◆ **WHAT IS EXPECTED**: Nothing should differ. Repeat every record as written.

Saved entries:
----------

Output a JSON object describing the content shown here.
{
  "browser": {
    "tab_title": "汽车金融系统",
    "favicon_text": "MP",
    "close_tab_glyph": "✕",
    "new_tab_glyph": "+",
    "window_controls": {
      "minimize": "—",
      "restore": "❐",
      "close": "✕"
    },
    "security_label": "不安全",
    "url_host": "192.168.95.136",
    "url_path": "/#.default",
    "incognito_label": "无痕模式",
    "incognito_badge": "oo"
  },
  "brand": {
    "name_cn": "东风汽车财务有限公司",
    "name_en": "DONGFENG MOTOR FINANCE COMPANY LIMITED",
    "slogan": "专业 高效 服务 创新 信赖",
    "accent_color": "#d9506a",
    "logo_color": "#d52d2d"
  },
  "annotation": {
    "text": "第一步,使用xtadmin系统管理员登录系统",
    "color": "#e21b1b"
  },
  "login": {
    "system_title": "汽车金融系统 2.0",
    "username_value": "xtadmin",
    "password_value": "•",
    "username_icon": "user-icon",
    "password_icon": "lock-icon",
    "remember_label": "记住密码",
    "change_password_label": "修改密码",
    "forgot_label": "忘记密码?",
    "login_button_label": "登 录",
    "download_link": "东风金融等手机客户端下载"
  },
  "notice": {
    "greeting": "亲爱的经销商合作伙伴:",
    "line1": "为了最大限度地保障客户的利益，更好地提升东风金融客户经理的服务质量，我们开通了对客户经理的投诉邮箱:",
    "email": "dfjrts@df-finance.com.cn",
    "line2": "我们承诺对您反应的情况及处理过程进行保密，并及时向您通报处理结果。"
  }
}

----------

◆ **SOLUTION**:
Output a JSON object describing the content shown here.
{
  "browser": {
    "tab_title": "汽车金融系统",
    "favicon_text": "MP",
    "close_tab_glyph": "✕",
    "new_tab_glyph": "+",
    "window_controls": {
      "minimize": "—",
      "restore": "❐",
      "close": "✕"
    },
    "security_label": "不安全",
    "url_host": "192.168.95.136",
    "url_path": "/#.default",
    "incognito_label": "无痕模式",
    "incognito_badge": "oo"
  },
  "brand": {
    "name_cn": "东风汽车财务有限公司",
    "name_en": "DONGFENG MOTOR FINANCE COMPANY LIMITED",
    "slogan": "专业 高效 服务 创新 信赖",
    "accent_color": "#d9506a",
    "logo_color": "#d52d2d"
  },
  "annotation": {
    "text": "第一步,使用xtadmin系统管理员登录系统",
    "color": "#e21b1b"
  },
  "login": {
    "system_title": "汽车金融系统 2.0",
    "username_value": "xtadmin",
    "password_value": "•",
    "username_icon": "user-icon",
    "password_icon": "lock-icon",
    "remember_label": "记住密码",
    "change_password_label": "修改密码",
    "forgot_label": "忘记密码?",
    "login_button_label": "登 录",
    "download_link": "东风金融等手机客户端下载"
  },
  "notice": {
    "greeting": "亲爱的经销商合作伙伴:",
    "line1": "为了最大限度地保障客户的利益，更好地提升东风金融客户经理的服务质量，我们开通了对客户经理的投诉邮箱:",
    "email": "dfjrts@df-finance.com.cn",
    "line2": "我们承诺对您反应的情况及处理过程进行保密，并及时向您通报处理结果。"
  }
}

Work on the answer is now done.